July 7, 2014 in Economics

By Alan Reynolds

image

Alan Reynolds

The Japanese economy grew by 4.7% a year from 1983 to 1991, but by less than 1% ever since.

Despite all the media buzz about Prime Minister Shinzo Abe’s effort to boost the economy, the first two arrows of Abenomics missed their target.

Some observers appeared deceived by the fact that consumers rushed to stockpile goods before April, when the consumption tax was increased.

That created an illusory spike in first-quarter GDP, and in inflation, that some mistook as progress. Yet household spending collapsed once the consumption tax went up — by 4.6% in April and by 8% in May.

Revenues can’t grow unless the economy does, and the economy can’t grow with the current tax system.”

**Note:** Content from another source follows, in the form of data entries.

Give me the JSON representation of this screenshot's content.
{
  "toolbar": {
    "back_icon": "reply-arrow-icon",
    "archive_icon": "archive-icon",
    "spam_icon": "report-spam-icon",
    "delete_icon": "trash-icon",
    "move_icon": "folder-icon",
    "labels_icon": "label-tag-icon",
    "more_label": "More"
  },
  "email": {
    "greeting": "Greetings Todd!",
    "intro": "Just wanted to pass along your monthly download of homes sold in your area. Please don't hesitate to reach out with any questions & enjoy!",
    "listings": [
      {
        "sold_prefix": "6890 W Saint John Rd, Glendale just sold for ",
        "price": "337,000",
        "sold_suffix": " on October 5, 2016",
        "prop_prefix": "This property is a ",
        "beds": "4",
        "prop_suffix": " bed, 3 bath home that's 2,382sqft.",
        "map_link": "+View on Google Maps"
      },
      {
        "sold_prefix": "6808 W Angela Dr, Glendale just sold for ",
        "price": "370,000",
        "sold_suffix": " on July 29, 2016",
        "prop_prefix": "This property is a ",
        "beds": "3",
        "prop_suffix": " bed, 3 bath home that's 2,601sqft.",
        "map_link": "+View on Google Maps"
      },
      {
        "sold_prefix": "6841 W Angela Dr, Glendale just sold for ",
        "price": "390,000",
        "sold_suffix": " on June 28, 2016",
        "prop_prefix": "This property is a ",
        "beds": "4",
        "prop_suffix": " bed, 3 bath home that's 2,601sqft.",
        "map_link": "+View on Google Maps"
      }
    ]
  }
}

In January 2013, the first arrow of Abenomics consisted of spending an extra $110 billion, pushing government spending above 43% of GDP — up from 35.8% in 2007. The budget deficit rose to 9.3% of GDP, but deficits were already well above 8% from 2009 to 2012.

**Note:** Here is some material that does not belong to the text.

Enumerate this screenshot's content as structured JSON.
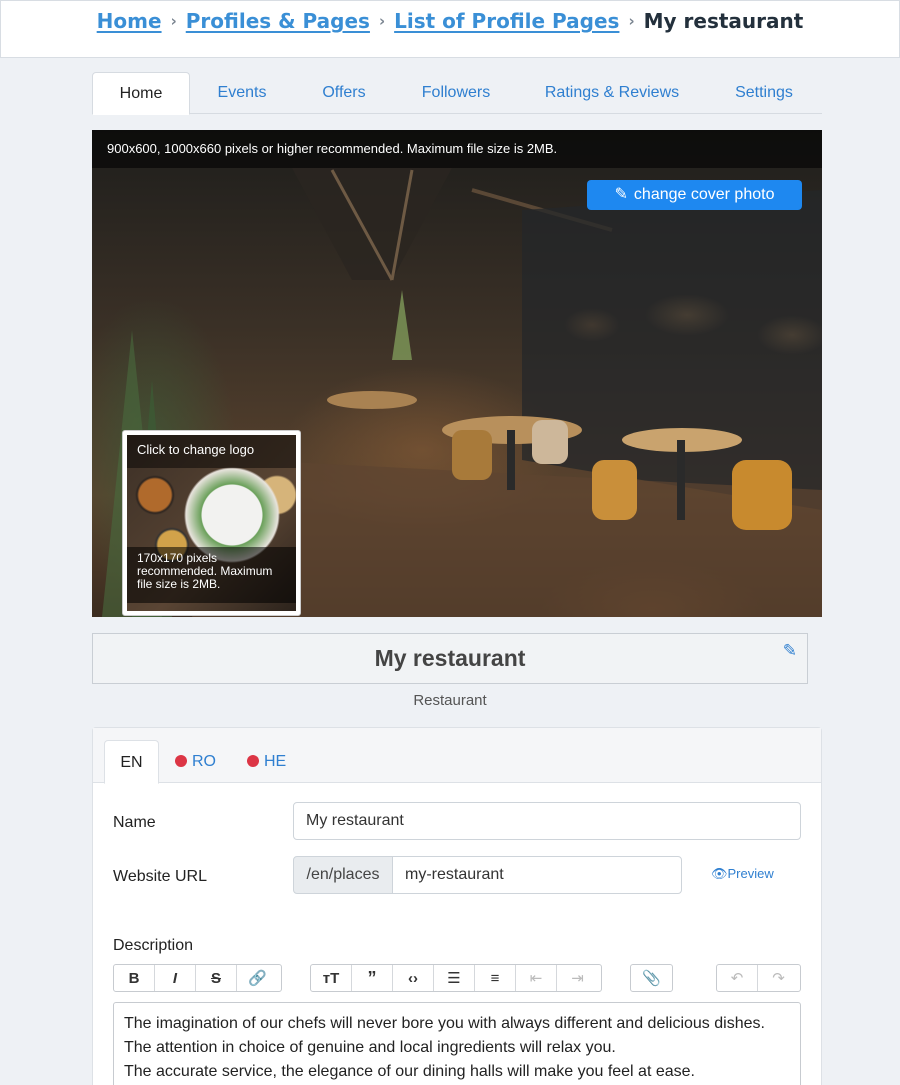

An endless series of failed “fiscal stimulus” schemes have nearly quadrupled the taxpayers’ national debt from 64% of GDP in 1991 to 240% today.

If gargantuan budget deficits stimulated economic growth, then Japan, Greece, Egypt and Venezuela would now be the fastest-growing economies in the world.

The second arrow, launched in April 2013, consisted of quantitative easing — monetizing more government IOUs and stuffing the banks with excess reserves.

One ironic effect was to raise the yield on 10-year Treasury bonds from 0.5% in March 2013 to 0.9% in May.

Quantitative easing might have contributed to a greater devaluation of the yen, but most of the yen’s tumble had already happened since October 2011.

The weaker yen may have helped raise inflation (and thus lower real wages), but it also had the very harmful effect of inflating the cost of production for Japanese industry — notably, the cost of oil, metals and other imported raw materials priced in dollars.

The third arrow is really a bunch of darts — 249 regulatory reforms, some potentially useful yet scarcely decisive. An April report from the Organization for Economic Cooperation and Development makes the “Third Arrow for a Resilient Economy” sound promising, even though “the tax and social security systems … create work disincentives for secondary earners.”

The OECD’s forecast of GDP growth “around 1.25%” through 2015 seems a weak endorsement, depending as it does on stronger foreign growth to “support the (modest) expansion.”

Small ideas …read more

Source: OP-EDS